Report how many lines below contain the word "Increase". Write only that number.

> **Stored records**:
===
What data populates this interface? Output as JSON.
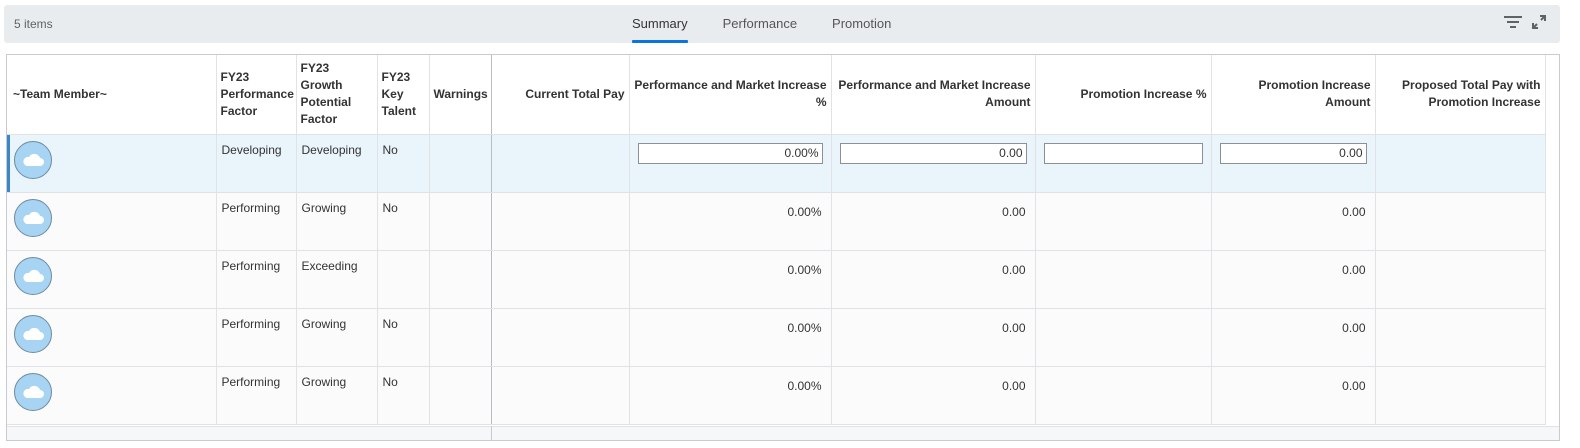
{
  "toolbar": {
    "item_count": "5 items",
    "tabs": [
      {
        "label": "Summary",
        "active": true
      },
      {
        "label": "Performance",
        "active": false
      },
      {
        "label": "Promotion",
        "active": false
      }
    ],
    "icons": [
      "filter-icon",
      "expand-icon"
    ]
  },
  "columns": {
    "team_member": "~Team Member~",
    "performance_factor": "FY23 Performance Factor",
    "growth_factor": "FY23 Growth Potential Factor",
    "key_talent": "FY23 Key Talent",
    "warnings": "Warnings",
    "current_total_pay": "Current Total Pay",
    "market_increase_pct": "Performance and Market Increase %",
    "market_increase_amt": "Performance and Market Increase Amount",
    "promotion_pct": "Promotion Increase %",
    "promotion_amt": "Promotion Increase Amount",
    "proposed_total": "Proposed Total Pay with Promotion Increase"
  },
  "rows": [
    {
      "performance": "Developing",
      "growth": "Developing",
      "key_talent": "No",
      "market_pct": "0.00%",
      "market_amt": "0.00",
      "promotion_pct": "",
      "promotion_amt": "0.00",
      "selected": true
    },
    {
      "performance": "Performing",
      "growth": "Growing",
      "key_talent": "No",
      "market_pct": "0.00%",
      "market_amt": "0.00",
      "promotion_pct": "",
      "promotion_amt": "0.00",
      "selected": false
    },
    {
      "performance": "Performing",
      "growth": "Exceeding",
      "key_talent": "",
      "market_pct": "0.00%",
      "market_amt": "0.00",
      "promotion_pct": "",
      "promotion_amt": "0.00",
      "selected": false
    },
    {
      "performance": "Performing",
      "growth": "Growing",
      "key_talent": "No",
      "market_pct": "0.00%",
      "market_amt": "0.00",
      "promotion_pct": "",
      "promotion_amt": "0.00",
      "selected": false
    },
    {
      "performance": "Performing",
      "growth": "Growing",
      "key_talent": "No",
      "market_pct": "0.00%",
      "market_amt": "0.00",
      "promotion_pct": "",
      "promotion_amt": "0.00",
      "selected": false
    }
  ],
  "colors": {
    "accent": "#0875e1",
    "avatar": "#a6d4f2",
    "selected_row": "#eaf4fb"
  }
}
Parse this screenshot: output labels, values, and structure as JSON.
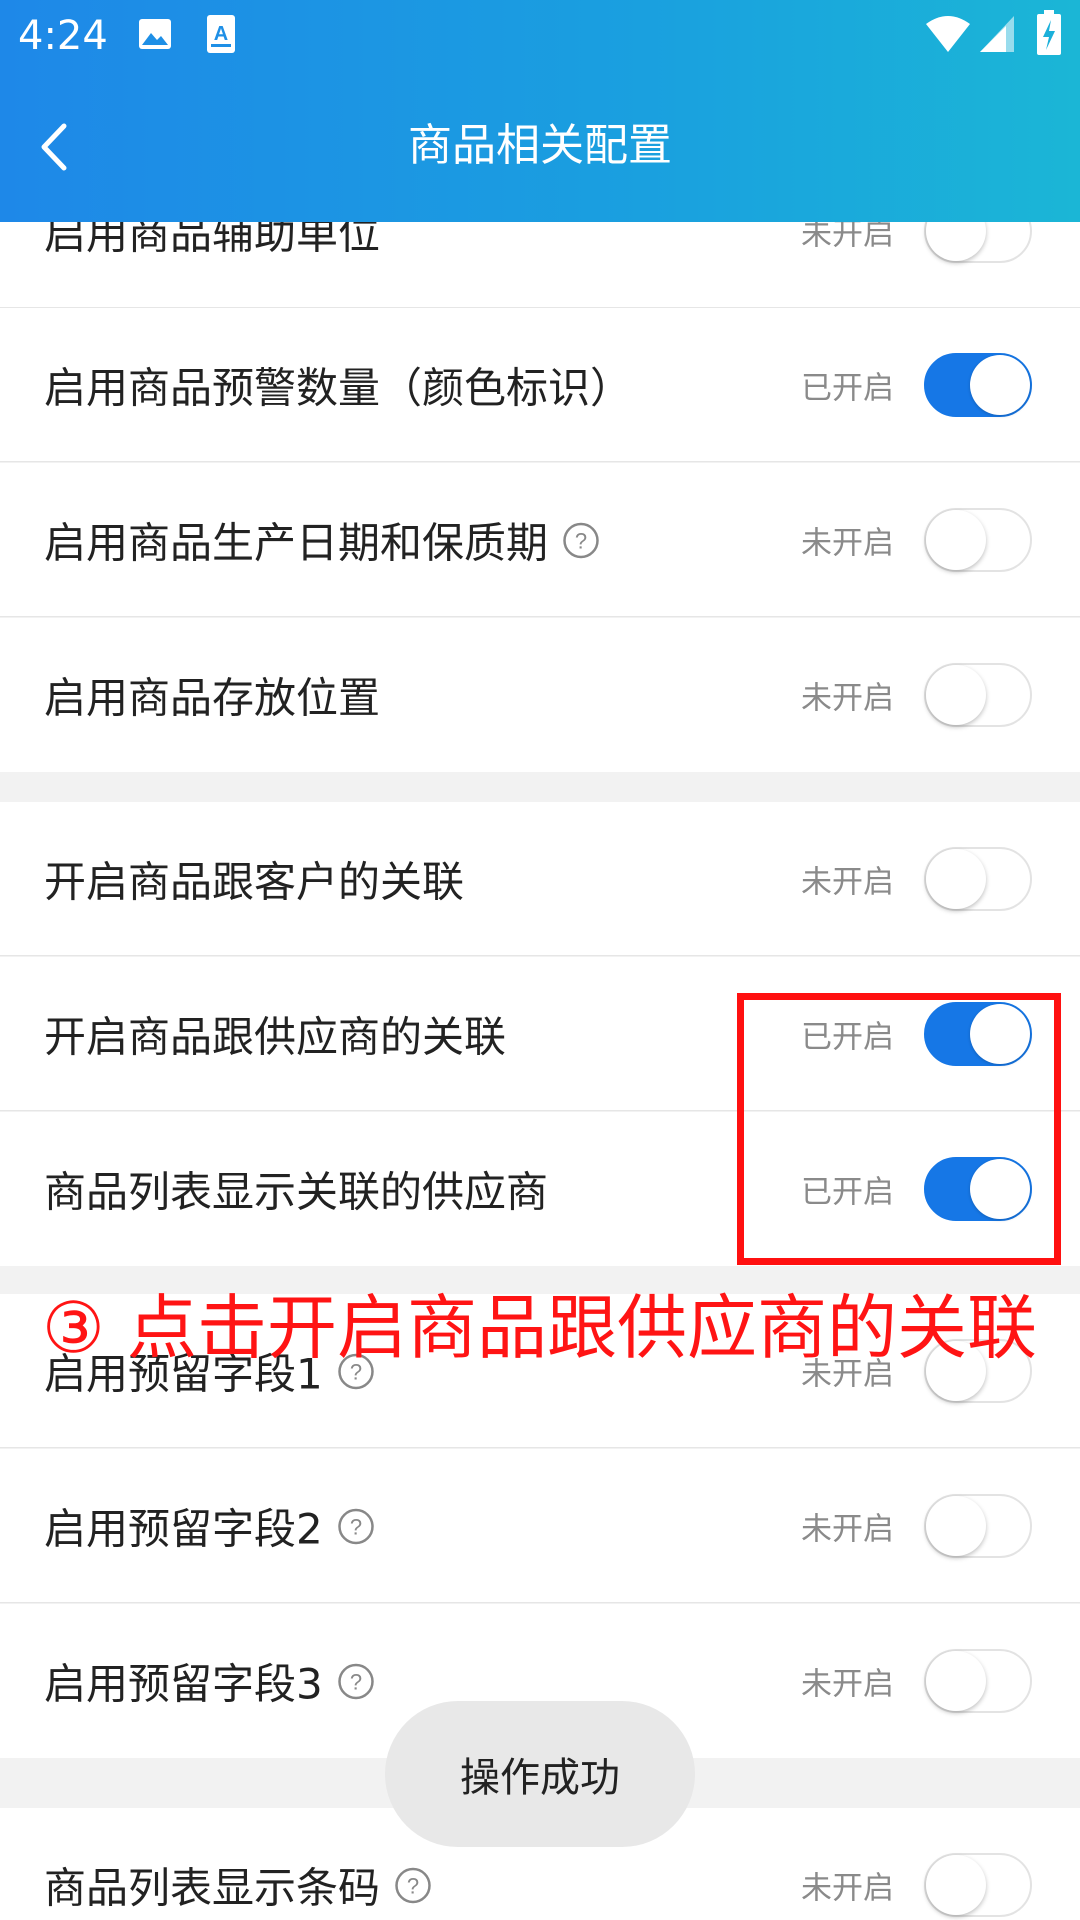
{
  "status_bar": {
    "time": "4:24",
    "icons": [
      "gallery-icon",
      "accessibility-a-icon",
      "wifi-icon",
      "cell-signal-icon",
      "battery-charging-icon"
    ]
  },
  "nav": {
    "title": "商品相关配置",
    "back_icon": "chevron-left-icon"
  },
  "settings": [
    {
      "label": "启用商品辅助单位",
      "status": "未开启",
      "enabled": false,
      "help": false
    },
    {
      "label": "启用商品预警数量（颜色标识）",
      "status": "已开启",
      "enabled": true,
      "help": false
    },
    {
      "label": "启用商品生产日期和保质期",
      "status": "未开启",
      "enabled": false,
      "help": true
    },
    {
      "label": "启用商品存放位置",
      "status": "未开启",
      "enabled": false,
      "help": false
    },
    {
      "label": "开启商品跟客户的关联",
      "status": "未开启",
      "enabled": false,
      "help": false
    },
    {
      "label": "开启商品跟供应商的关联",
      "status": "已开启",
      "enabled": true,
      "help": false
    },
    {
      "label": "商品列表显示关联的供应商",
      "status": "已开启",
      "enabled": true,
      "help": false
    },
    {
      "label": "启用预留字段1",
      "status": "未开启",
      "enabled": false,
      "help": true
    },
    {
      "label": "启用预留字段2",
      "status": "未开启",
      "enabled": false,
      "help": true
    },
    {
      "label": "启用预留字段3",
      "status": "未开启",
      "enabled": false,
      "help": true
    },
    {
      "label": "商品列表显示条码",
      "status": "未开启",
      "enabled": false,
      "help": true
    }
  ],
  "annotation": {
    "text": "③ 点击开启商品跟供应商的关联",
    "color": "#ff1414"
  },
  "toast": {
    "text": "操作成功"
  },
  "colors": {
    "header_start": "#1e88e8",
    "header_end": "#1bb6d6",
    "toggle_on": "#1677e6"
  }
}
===
> **COMPLETED TASK**: 5